▸ **Exercise description**
Go through the records and report each line in which the word "with" occurs.
BEGIN Supplied records
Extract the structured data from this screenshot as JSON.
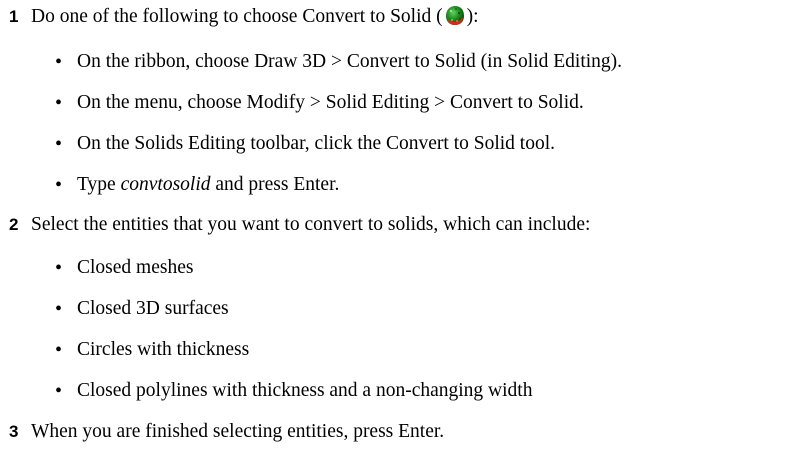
{
  "steps": [
    {
      "number": "1",
      "text_before_icon": "Do one of the following to choose Convert to Solid (",
      "text_after_icon": "):",
      "icon": "convert-to-solid-icon",
      "bullets": [
        "On the ribbon, choose Draw 3D > Convert to Solid (in Solid Editing).",
        "On the menu, choose Modify > Solid Editing > Convert to Solid.",
        "On the Solids Editing toolbar, click the Convert to Solid tool."
      ],
      "type_bullet": {
        "prefix": "Type ",
        "command": "convtosolid",
        "suffix": " and press Enter."
      }
    },
    {
      "number": "2",
      "text": "Select the entities that you want to convert to solids, which can include:",
      "bullets": [
        "Closed meshes",
        "Closed 3D surfaces",
        "Circles with thickness",
        "Closed polylines with thickness and a non-changing width"
      ]
    },
    {
      "number": "3",
      "text": "When you are finished selecting entities, press Enter."
    }
  ],
  "bullet_glyph": "•",
  "colors": {
    "text": "#000000",
    "icon_green": "#1c8a1c",
    "icon_red": "#c8321e"
  }
}
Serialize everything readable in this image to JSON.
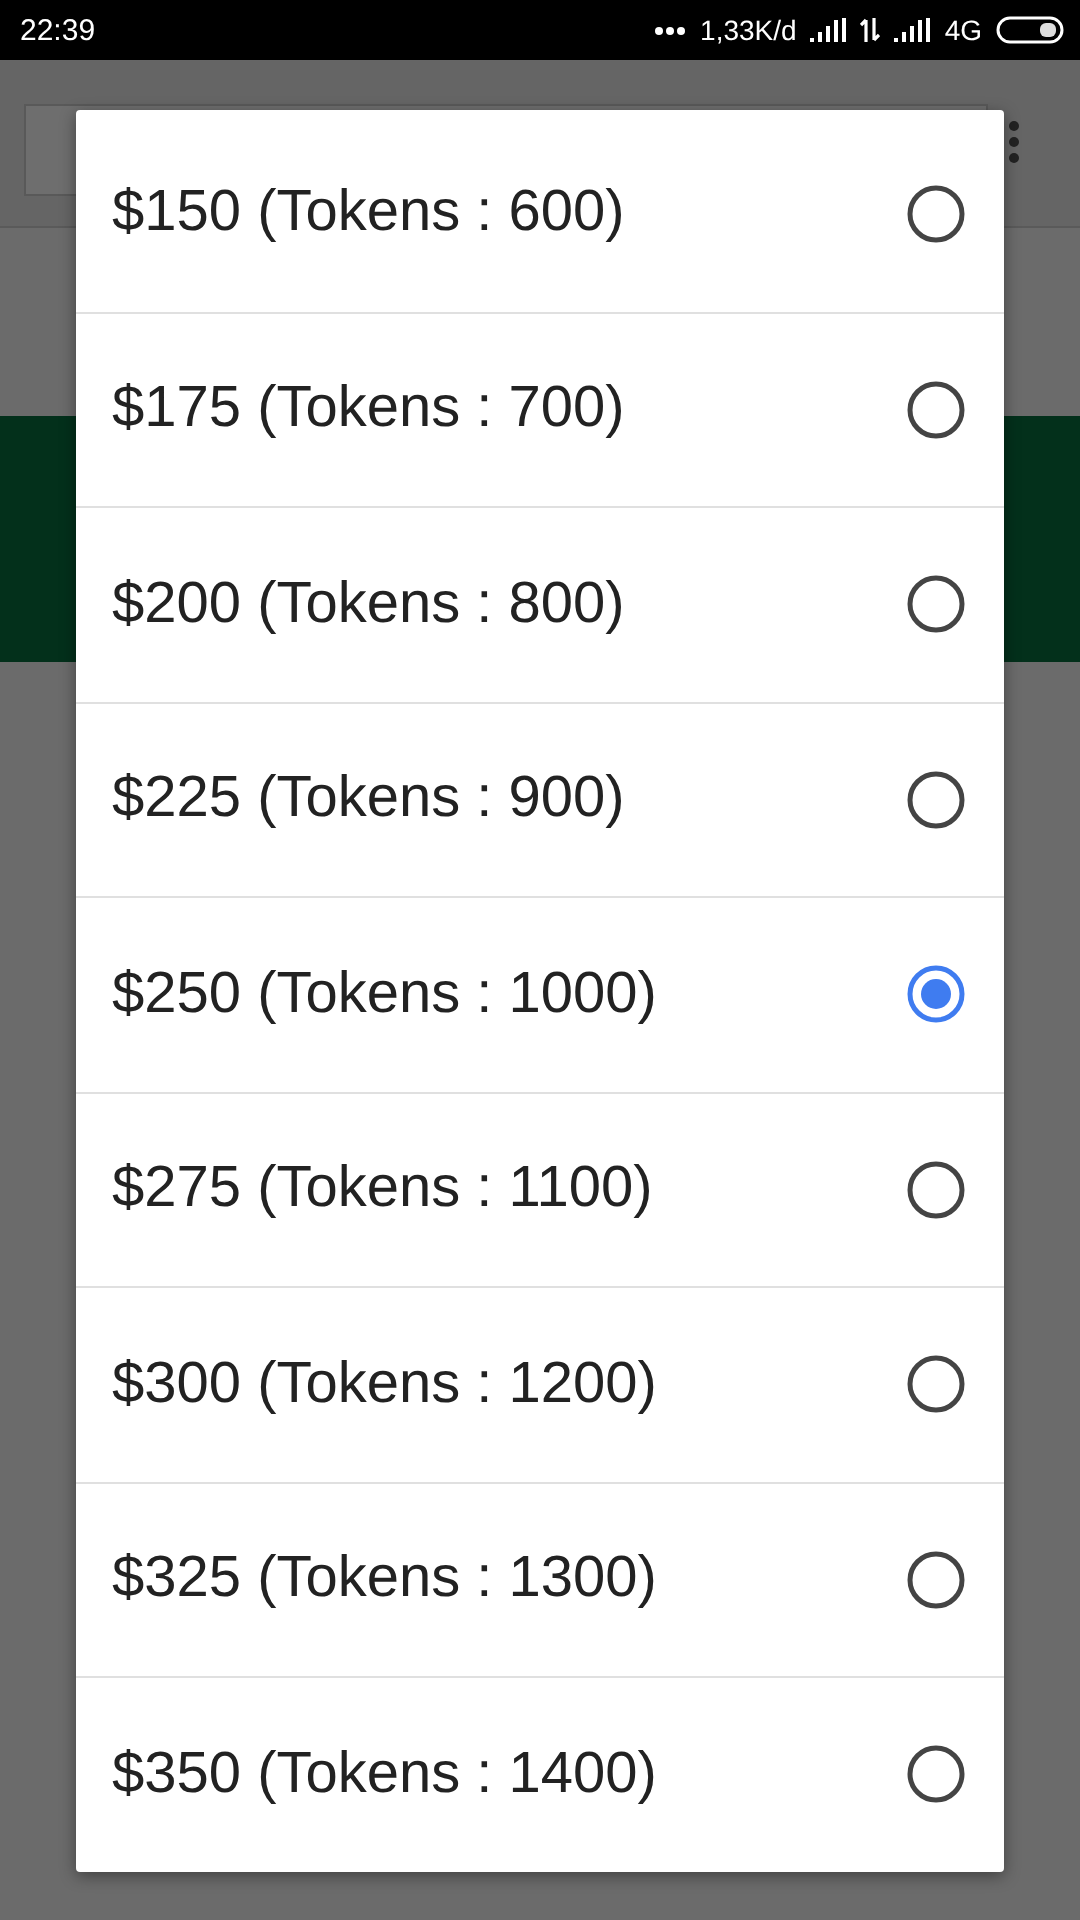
{
  "status_bar": {
    "time": "22:39",
    "speed": "1,33K/d",
    "network": "4G"
  },
  "options": [
    {
      "label": "$150 (Tokens : 600)",
      "selected": false
    },
    {
      "label": "$175 (Tokens : 700)",
      "selected": false
    },
    {
      "label": "$200 (Tokens : 800)",
      "selected": false
    },
    {
      "label": "$225 (Tokens : 900)",
      "selected": false
    },
    {
      "label": "$250 (Tokens : 1000)",
      "selected": true
    },
    {
      "label": "$275 (Tokens : 1100)",
      "selected": false
    },
    {
      "label": "$300 (Tokens : 1200)",
      "selected": false
    },
    {
      "label": "$325 (Tokens : 1300)",
      "selected": false
    },
    {
      "label": "$350 (Tokens : 1400)",
      "selected": false
    }
  ]
}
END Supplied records
▸ **Result**
        "Circles with thickness",
        "Closed polylines with thickness and a non-changing width"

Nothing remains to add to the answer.